Robert Miller, a government consultant from Falls Church, told me that he’d been planning to vote for Freitas up until two weeks ago—when he had attended a rally where Freitas twice “wouldn’t answer” if he was a Trump supporter. When I asked which policy issues he cared about most, Miller said: “Two words: illegal immigration.”

In fact, of the several Stewart supporters that I talked to, every single one mentioned Stewart’s approach to illegal immigration as important to their decision. Phillip Joy, a Prince William County resident who works in sales and volunteers for Stewart’s campaign, thinks that Virginia picked Stewart because he is “way ahead of the curve when it comes to dealing with criminal, illegal aliens.”

Stewart has continued to get pushback for his ties to white-nationalist groups, including appearing with Jason Kessler, the organizer of the “Unite the White” rally in Charlottesville that ended in a counter-protester being killed last August. (He has since disavowed Kessler.) His supporters, however, dismissed what they thought was a misrepresentation of the so-called alt-right by the media. Bryanna Altman, a member of Virginia Women for Trump who organized the election-night party and whose phone background is a selfie of her and right-wing provocateur Milo Yiannopoulos, told me that she “doesn’t know what ‘alt-right’ even means.” “We get together, we have different events like these MAGA meet-ups, and we are really just looking to make sure that the standard with which we were all raised is really maintained here in the United States,” she said.

On Tuesday night, at the same time Stewart and his supporters were celebrating under the glow of multicolored string lights, former Virginia Lieutenant Governor Bill Bolling tweeted: “I am extremely disappointed that a candidate like Corey Stewart could win the Republican nomination for U.S. Senate. This is clearly not the Republican Party I once knew, loved and proudly served.”

The results of Tuesday’s primary are further evidence that Virginia’s Republican Party is in the throes of change. Larry J. Sabato, the founder and director of the University of Virginia Center for Politics, said that Stewart’s successful campaign makes sense because many of the loudest voices in the state’s Republican Party are “avid” Trump supporters. “As Virginia has turned blue, the state Republican Party has turned scarlet red,” he wrote in an email Tuesday night.

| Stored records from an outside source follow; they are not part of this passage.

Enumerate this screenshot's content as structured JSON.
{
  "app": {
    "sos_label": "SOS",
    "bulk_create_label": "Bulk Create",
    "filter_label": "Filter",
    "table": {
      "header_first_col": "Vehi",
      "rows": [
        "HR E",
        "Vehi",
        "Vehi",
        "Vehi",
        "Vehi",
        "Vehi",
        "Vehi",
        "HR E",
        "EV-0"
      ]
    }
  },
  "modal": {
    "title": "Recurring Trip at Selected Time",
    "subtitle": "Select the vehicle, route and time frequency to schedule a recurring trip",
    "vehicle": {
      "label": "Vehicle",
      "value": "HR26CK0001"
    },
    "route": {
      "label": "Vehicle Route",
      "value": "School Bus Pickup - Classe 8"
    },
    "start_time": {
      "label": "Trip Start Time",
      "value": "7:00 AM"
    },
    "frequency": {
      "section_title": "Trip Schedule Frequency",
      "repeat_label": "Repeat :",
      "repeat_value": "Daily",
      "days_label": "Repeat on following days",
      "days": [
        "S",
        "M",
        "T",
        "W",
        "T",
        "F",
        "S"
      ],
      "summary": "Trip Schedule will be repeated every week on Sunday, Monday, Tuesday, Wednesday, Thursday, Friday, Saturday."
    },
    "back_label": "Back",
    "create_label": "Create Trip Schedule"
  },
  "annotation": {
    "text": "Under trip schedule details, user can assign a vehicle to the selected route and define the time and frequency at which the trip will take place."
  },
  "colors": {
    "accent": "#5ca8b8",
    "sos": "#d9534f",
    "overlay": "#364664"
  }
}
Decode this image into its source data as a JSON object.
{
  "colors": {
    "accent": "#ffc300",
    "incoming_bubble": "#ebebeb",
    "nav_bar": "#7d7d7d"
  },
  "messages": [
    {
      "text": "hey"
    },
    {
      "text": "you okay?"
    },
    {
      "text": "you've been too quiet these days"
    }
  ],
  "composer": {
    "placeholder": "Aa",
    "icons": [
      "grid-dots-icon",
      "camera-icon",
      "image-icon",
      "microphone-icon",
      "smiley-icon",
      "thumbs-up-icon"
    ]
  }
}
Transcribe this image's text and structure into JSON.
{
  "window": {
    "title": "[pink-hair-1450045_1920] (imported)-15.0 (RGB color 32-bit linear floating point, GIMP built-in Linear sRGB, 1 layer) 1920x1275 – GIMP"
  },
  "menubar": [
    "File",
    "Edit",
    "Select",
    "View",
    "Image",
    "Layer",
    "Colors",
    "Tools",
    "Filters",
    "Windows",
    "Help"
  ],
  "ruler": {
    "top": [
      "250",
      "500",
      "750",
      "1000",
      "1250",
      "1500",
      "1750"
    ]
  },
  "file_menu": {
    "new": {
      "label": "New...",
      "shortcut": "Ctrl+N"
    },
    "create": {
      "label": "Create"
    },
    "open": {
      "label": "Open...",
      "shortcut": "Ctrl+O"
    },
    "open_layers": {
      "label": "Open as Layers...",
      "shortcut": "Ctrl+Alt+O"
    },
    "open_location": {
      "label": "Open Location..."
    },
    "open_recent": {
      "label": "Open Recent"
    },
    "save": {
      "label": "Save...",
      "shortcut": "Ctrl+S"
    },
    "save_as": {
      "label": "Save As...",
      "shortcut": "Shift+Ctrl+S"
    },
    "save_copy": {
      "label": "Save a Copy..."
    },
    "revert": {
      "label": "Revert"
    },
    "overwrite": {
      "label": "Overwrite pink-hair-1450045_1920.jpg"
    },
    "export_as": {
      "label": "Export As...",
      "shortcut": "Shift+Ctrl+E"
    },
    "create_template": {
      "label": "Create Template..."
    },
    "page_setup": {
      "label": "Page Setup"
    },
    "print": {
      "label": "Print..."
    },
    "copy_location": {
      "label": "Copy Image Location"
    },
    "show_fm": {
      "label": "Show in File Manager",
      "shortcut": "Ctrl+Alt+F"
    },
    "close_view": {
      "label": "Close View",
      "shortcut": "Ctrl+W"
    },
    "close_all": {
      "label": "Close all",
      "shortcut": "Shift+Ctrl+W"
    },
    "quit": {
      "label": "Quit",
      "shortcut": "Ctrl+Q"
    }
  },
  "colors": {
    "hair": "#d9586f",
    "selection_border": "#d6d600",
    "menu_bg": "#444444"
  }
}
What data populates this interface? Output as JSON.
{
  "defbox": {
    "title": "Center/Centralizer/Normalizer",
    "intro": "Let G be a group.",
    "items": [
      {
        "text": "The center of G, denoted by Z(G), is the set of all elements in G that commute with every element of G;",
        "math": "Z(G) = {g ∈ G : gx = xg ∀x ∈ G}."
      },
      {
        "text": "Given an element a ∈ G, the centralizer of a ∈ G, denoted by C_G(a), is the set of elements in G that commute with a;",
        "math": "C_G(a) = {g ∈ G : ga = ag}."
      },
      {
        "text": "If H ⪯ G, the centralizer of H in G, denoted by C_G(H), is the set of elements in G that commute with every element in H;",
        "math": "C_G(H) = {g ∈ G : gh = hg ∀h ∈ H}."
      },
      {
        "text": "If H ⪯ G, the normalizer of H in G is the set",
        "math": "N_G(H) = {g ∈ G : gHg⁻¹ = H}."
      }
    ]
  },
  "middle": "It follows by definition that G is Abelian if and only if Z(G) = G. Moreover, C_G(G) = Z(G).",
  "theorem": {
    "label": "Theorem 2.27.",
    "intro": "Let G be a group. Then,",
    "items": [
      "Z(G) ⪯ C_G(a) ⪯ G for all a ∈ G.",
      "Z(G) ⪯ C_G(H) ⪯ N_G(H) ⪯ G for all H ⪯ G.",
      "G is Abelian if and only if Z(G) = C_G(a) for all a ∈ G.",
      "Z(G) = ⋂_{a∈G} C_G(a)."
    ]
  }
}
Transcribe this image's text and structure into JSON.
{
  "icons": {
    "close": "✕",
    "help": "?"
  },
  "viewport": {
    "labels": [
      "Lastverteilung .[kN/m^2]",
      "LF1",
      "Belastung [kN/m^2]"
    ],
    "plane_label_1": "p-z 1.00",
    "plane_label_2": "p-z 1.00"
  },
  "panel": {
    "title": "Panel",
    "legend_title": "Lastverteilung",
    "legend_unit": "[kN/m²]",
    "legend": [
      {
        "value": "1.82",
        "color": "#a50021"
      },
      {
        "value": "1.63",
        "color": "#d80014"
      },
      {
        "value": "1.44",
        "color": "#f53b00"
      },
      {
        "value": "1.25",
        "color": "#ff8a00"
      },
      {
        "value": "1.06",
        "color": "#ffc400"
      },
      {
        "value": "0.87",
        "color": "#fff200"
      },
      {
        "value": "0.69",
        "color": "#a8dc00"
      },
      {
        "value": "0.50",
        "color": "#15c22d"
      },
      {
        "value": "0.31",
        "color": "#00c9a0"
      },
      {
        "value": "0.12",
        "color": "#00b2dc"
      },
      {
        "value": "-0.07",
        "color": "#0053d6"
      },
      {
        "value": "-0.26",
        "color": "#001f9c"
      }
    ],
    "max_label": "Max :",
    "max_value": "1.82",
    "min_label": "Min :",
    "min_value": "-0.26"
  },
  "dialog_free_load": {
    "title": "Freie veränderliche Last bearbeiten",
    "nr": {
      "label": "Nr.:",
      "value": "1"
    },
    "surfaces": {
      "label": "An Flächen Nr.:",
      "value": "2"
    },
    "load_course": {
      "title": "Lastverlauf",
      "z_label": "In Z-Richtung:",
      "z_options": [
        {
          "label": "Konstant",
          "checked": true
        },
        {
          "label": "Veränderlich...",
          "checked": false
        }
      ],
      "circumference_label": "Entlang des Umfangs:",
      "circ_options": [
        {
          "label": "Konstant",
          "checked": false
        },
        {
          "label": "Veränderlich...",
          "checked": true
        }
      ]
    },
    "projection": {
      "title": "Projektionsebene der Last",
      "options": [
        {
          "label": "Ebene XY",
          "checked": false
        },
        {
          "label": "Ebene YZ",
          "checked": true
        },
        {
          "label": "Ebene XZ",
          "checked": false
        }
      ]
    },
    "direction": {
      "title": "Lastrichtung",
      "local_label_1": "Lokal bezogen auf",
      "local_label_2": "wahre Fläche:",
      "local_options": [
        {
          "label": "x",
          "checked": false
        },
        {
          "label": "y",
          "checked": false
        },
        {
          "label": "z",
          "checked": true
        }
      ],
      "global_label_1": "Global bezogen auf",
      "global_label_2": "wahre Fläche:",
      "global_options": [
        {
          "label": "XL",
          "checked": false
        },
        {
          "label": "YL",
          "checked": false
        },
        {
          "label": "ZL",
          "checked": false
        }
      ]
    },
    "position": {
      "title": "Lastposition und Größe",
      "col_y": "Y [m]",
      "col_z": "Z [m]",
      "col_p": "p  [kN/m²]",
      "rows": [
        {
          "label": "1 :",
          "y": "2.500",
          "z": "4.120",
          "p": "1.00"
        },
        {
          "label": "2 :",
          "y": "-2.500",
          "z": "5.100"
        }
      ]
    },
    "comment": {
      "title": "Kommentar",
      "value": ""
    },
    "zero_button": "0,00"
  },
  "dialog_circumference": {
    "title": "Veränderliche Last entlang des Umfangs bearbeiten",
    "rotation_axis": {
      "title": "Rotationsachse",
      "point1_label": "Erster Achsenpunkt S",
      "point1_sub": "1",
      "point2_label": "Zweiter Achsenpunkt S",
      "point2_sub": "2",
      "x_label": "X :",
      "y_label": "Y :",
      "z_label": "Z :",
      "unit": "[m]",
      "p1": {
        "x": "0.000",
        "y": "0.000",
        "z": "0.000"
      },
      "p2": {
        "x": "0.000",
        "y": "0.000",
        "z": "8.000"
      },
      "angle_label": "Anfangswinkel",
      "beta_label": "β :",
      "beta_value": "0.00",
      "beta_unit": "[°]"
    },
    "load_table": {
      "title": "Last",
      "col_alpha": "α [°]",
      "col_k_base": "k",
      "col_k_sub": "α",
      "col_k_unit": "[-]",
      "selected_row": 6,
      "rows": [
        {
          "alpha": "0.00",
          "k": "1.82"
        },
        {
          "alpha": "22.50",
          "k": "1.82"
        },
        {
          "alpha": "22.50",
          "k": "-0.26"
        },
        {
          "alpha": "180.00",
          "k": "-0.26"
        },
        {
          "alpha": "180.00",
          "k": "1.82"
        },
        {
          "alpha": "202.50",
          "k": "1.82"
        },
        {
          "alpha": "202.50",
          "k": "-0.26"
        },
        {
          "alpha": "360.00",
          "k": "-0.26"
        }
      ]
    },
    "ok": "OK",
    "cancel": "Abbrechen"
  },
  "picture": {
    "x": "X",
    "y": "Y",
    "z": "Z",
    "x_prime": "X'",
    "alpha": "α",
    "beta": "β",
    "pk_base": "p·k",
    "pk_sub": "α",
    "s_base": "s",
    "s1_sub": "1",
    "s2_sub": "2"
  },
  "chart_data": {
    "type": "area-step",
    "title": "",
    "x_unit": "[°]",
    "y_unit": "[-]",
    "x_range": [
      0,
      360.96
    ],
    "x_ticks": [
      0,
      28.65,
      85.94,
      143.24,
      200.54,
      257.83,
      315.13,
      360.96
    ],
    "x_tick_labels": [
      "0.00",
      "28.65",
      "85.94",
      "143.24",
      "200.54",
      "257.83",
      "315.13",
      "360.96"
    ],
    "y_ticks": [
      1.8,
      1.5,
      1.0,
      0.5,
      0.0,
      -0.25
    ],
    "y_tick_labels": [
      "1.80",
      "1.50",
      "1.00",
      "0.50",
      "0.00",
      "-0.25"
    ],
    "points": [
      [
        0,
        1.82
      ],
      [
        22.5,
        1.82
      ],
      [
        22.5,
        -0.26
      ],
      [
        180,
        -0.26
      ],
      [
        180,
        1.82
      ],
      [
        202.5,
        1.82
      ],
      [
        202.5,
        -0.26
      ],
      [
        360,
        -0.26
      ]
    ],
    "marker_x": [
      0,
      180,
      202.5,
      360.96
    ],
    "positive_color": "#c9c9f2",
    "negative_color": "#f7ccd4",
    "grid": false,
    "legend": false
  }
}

Stewart’s win in Virginia, coupled with Sanford’s loss in South Carolina, is yet another signal that the Republican Party ahead of the November elections is still Trump’s—or, at the very least, that Trump-type rhetoric is still resonating.  “This is just the beginning,” Miller, the consultant from Falls Church, leaned over to tell me, as the rest of the crowd around us swayed and sang along to Lynyrd Skynyrd’s “Sweet Home Alabama.”

But for Stewart, his victory is just that—the beginning of what will be a tough general election. Polls before the primary showed Kaine comfortably ahead of any of his Republican opponents. Posobiec hesitated to predict that candidates like Stewart would sweep the states come November. “I don’t believe in the ‘blue wave’ conspiracy theory,” he told me, “but I don’t think there’s going to be a ‘red wave’ either.”

Be First to Comment

Leave a Reply

Your email address will not be published. Required fields are marked *